The entries that follow need to be reproduced exactly, minus any images.

▶ _Dataset records_
+++++
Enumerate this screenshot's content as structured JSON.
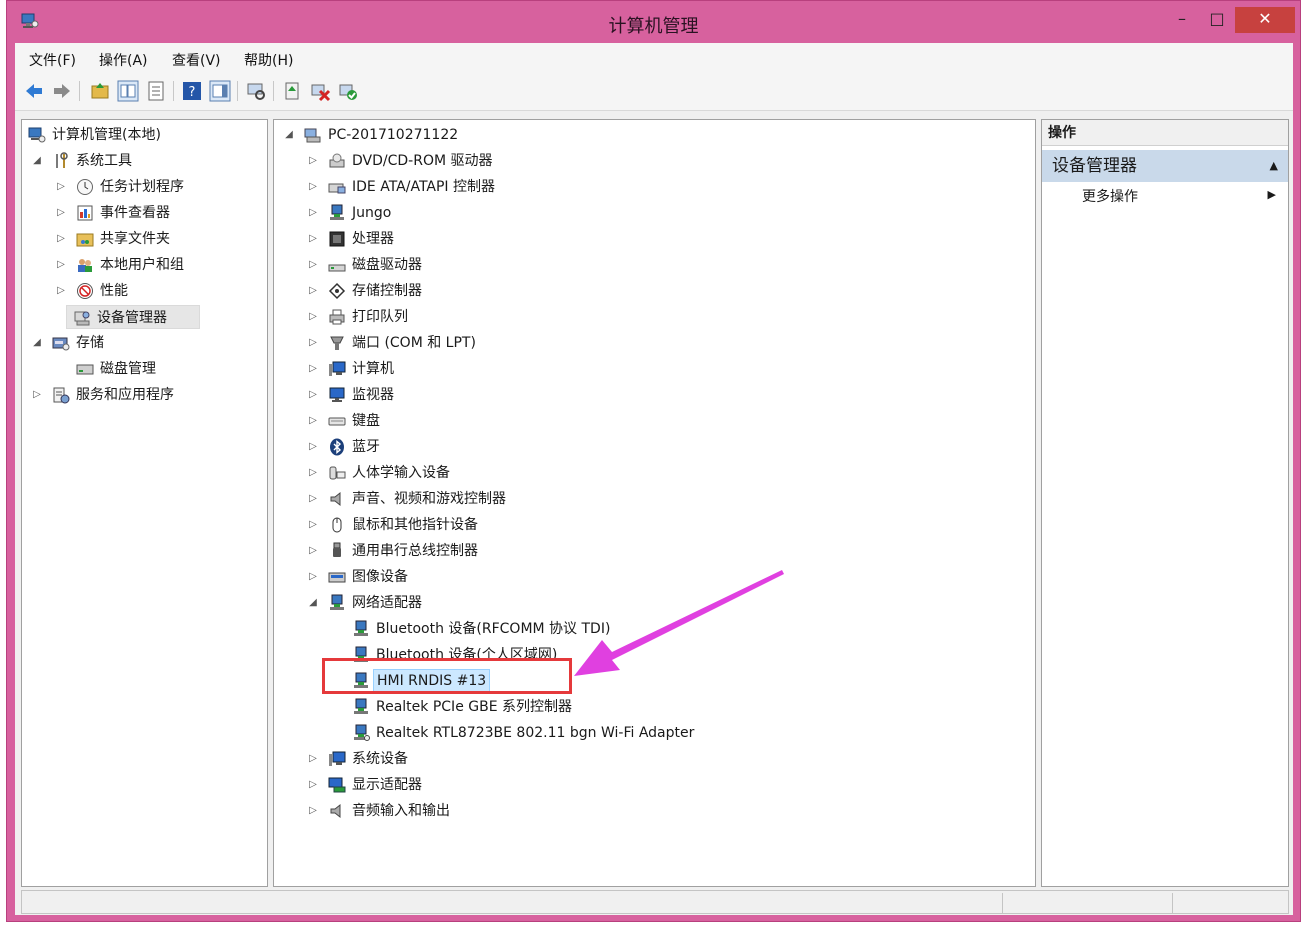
{
  "window": {
    "title": "计算机管理",
    "min_glyph": "–",
    "max_glyph": "□",
    "close_glyph": "✕"
  },
  "menu": [
    "文件(F)",
    "操作(A)",
    "查看(V)",
    "帮助(H)"
  ],
  "left_tree": [
    {
      "label": "计算机管理(本地)",
      "icon": "computer-management-icon"
    },
    {
      "label": "系统工具",
      "icon": "tools-icon"
    },
    {
      "label": "任务计划程序",
      "icon": "clock-icon"
    },
    {
      "label": "事件查看器",
      "icon": "event-viewer-icon"
    },
    {
      "label": "共享文件夹",
      "icon": "shared-folder-icon"
    },
    {
      "label": "本地用户和组",
      "icon": "users-icon"
    },
    {
      "label": "性能",
      "icon": "performance-icon"
    },
    {
      "label": "设备管理器",
      "icon": "device-manager-icon"
    },
    {
      "label": "存储",
      "icon": "storage-icon"
    },
    {
      "label": "磁盘管理",
      "icon": "disk-icon"
    },
    {
      "label": "服务和应用程序",
      "icon": "services-icon"
    }
  ],
  "device_tree": {
    "root": "PC-201710271122",
    "categories": [
      "DVD/CD-ROM 驱动器",
      "IDE ATA/ATAPI 控制器",
      "Jungo",
      "处理器",
      "磁盘驱动器",
      "存储控制器",
      "打印队列",
      "端口 (COM 和 LPT)",
      "计算机",
      "监视器",
      "键盘",
      "蓝牙",
      "人体学输入设备",
      "声音、视频和游戏控制器",
      "鼠标和其他指针设备",
      "通用串行总线控制器",
      "图像设备",
      "网络适配器"
    ],
    "network_children": [
      "Bluetooth 设备(RFCOMM 协议 TDI)",
      "Bluetooth 设备(个人区域网)",
      "HMI RNDIS #13",
      "Realtek PCIe GBE 系列控制器",
      "Realtek RTL8723BE 802.11 bgn Wi-Fi Adapter"
    ],
    "trailing": [
      "系统设备",
      "显示适配器",
      "音频输入和输出"
    ]
  },
  "actions": {
    "header": "操作",
    "section": "设备管理器",
    "more": "更多操作"
  },
  "colors": {
    "title_bar": "#d7619e",
    "close_button": "#c7413f",
    "highlight_box": "#e5393b",
    "arrow": "#e040e0",
    "ops_section_bg": "#c9d9ea"
  }
}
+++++
▶ _Written response_
Enumerate this screenshot's content as structured JSON.
{
  "window": {
    "title": "计算机管理",
    "min_glyph": "–",
    "max_glyph": "□",
    "close_glyph": "✕"
  },
  "menu": [
    "文件(F)",
    "操作(A)",
    "查看(V)",
    "帮助(H)"
  ],
  "left_tree": [
    {
      "label": "计算机管理(本地)",
      "icon": "computer-management-icon"
    },
    {
      "label": "系统工具",
      "icon": "tools-icon"
    },
    {
      "label": "任务计划程序",
      "icon": "clock-icon"
    },
    {
      "label": "事件查看器",
      "icon": "event-viewer-icon"
    },
    {
      "label": "共享文件夹",
      "icon": "shared-folder-icon"
    },
    {
      "label": "本地用户和组",
      "icon": "users-icon"
    },
    {
      "label": "性能",
      "icon": "performance-icon"
    },
    {
      "label": "设备管理器",
      "icon": "device-manager-icon"
    },
    {
      "label": "存储",
      "icon": "storage-icon"
    },
    {
      "label": "磁盘管理",
      "icon": "disk-icon"
    },
    {
      "label": "服务和应用程序",
      "icon": "services-icon"
    }
  ],
  "device_tree": {
    "root": "PC-201710271122",
    "categories": [
      "DVD/CD-ROM 驱动器",
      "IDE ATA/ATAPI 控制器",
      "Jungo",
      "处理器",
      "磁盘驱动器",
      "存储控制器",
      "打印队列",
      "端口 (COM 和 LPT)",
      "计算机",
      "监视器",
      "键盘",
      "蓝牙",
      "人体学输入设备",
      "声音、视频和游戏控制器",
      "鼠标和其他指针设备",
      "通用串行总线控制器",
      "图像设备",
      "网络适配器"
    ],
    "network_children": [
      "Bluetooth 设备(RFCOMM 协议 TDI)",
      "Bluetooth 设备(个人区域网)",
      "HMI RNDIS #13",
      "Realtek PCIe GBE 系列控制器",
      "Realtek RTL8723BE 802.11 bgn Wi-Fi Adapter"
    ],
    "trailing": [
      "系统设备",
      "显示适配器",
      "音频输入和输出"
    ]
  },
  "actions": {
    "header": "操作",
    "section": "设备管理器",
    "more": "更多操作"
  },
  "colors": {
    "title_bar": "#d7619e",
    "close_button": "#c7413f",
    "highlight_box": "#e5393b",
    "arrow": "#e040e0",
    "ops_section_bg": "#c9d9ea"
  }
}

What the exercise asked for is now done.